AIM OF THE TASK: Retype the entries word for word, leaving nothing out.
(DATA IN THIS EXERCISE begins)
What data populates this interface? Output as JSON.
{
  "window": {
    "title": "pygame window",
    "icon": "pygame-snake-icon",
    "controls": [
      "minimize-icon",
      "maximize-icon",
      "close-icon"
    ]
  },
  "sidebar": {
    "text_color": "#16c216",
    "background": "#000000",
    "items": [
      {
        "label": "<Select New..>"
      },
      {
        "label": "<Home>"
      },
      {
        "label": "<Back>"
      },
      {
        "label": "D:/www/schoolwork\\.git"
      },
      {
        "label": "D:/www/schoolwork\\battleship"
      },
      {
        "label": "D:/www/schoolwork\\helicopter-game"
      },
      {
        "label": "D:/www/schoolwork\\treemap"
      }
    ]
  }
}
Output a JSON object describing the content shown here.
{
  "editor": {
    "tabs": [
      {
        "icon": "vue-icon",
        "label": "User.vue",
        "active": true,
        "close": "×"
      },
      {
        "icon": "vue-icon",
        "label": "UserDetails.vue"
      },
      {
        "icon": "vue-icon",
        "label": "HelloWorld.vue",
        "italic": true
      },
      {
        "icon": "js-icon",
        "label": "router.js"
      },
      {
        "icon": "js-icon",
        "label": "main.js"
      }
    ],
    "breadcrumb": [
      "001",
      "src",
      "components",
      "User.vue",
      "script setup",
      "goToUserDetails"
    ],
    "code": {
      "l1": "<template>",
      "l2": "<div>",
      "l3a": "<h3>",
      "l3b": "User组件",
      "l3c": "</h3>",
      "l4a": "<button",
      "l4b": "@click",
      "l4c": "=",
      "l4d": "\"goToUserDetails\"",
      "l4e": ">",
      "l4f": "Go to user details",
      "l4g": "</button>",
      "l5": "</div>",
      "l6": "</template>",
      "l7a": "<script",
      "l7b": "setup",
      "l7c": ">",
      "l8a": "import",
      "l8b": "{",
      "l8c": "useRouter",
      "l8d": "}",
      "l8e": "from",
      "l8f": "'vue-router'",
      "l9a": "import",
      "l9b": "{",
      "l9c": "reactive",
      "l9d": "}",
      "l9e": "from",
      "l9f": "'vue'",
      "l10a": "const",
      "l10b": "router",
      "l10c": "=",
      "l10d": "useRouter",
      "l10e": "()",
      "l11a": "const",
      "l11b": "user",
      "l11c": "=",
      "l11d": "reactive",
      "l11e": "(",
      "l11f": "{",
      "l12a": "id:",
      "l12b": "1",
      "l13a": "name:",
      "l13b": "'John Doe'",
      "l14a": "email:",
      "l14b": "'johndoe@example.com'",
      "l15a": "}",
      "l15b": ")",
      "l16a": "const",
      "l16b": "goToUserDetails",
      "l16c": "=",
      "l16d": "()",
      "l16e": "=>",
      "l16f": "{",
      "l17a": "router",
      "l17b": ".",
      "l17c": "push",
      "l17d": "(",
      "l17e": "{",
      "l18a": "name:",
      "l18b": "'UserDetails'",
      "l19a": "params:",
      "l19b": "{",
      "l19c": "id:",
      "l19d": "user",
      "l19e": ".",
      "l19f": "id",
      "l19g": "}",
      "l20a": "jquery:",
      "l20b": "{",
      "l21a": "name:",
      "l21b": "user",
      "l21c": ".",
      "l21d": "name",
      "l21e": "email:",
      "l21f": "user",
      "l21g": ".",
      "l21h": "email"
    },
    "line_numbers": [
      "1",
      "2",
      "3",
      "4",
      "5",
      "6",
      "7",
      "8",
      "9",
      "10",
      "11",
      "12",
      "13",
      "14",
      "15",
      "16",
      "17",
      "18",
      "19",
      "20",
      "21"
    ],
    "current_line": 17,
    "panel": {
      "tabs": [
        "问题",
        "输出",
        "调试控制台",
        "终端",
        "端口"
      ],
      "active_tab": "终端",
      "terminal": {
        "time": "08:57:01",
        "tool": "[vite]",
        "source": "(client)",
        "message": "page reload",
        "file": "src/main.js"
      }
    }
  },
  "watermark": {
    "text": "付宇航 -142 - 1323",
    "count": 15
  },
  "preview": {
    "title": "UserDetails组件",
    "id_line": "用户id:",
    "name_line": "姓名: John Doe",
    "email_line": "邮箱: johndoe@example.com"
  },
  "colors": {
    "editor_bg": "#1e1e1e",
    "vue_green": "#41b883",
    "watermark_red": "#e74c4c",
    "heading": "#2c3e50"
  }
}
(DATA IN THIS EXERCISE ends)
EXERCISE SOLUTION:
What data populates this interface? Output as JSON.
{
  "window": {
    "title": "pygame window",
    "icon": "pygame-snake-icon",
    "controls": [
      "minimize-icon",
      "maximize-icon",
      "close-icon"
    ]
  },
  "sidebar": {
    "text_color": "#16c216",
    "background": "#000000",
    "items": [
      {
        "label": "<Select New..>"
      },
      {
        "label": "<Home>"
      },
      {
        "label": "<Back>"
      },
      {
        "label": "D:/www/schoolwork\\.git"
      },
      {
        "label": "D:/www/schoolwork\\battleship"
      },
      {
        "label": "D:/www/schoolwork\\helicopter-game"
      },
      {
        "label": "D:/www/schoolwork\\treemap"
      }
    ]
  }
}
Output a JSON object describing the content shown here.
{
  "editor": {
    "tabs": [
      {
        "icon": "vue-icon",
        "label": "User.vue",
        "active": true,
        "close": "×"
      },
      {
        "icon": "vue-icon",
        "label": "UserDetails.vue"
      },
      {
        "icon": "vue-icon",
        "label": "HelloWorld.vue",
        "italic": true
      },
      {
        "icon": "js-icon",
        "label": "router.js"
      },
      {
        "icon": "js-icon",
        "label": "main.js"
      }
    ],
    "breadcrumb": [
      "001",
      "src",
      "components",
      "User.vue",
      "script setup",
      "goToUserDetails"
    ],
    "code": {
      "l1": "<template>",
      "l2": "<div>",
      "l3a": "<h3>",
      "l3b": "User组件",
      "l3c": "</h3>",
      "l4a": "<button",
      "l4b": "@click",
      "l4c": "=",
      "l4d": "\"goToUserDetails\"",
      "l4e": ">",
      "l4f": "Go to user details",
      "l4g": "</button>",
      "l5": "</div>",
      "l6": "</template>",
      "l7a": "<script",
      "l7b": "setup",
      "l7c": ">",
      "l8a": "import",
      "l8b": "{",
      "l8c": "useRouter",
      "l8d": "}",
      "l8e": "from",
      "l8f": "'vue-router'",
      "l9a": "import",
      "l9b": "{",
      "l9c": "reactive",
      "l9d": "}",
      "l9e": "from",
      "l9f": "'vue'",
      "l10a": "const",
      "l10b": "router",
      "l10c": "=",
      "l10d": "useRouter",
      "l10e": "()",
      "l11a": "const",
      "l11b": "user",
      "l11c": "=",
      "l11d": "reactive",
      "l11e": "(",
      "l11f": "{",
      "l12a": "id:",
      "l12b": "1",
      "l13a": "name:",
      "l13b": "'John Doe'",
      "l14a": "email:",
      "l14b": "'johndoe@example.com'",
      "l15a": "}",
      "l15b": ")",
      "l16a": "const",
      "l16b": "goToUserDetails",
      "l16c": "=",
      "l16d": "()",
      "l16e": "=>",
      "l16f": "{",
      "l17a": "router",
      "l17b": ".",
      "l17c": "push",
      "l17d": "(",
      "l17e": "{",
      "l18a": "name:",
      "l18b": "'UserDetails'",
      "l19a": "params:",
      "l19b": "{",
      "l19c": "id:",
      "l19d": "user",
      "l19e": ".",
      "l19f": "id",
      "l19g": "}",
      "l20a": "jquery:",
      "l20b": "{",
      "l21a": "name:",
      "l21b": "user",
      "l21c": ".",
      "l21d": "name",
      "l21e": "email:",
      "l21f": "user",
      "l21g": ".",
      "l21h": "email"
    },
    "line_numbers": [
      "1",
      "2",
      "3",
      "4",
      "5",
      "6",
      "7",
      "8",
      "9",
      "10",
      "11",
      "12",
      "13",
      "14",
      "15",
      "16",
      "17",
      "18",
      "19",
      "20",
      "21"
    ],
    "current_line": 17,
    "panel": {
      "tabs": [
        "问题",
        "输出",
        "调试控制台",
        "终端",
        "端口"
      ],
      "active_tab": "终端",
      "terminal": {
        "time": "08:57:01",
        "tool": "[vite]",
        "source": "(client)",
        "message": "page reload",
        "file": "src/main.js"
      }
    }
  },
  "watermark": {
    "text": "付宇航 -142 - 1323",
    "count": 15
  },
  "preview": {
    "title": "UserDetails组件",
    "id_line": "用户id:",
    "name_line": "姓名: John Doe",
    "email_line": "邮箱: johndoe@example.com"
  },
  "colors": {
    "editor_bg": "#1e1e1e",
    "vue_green": "#41b883",
    "watermark_red": "#e74c4c",
    "heading": "#2c3e50"
  }
}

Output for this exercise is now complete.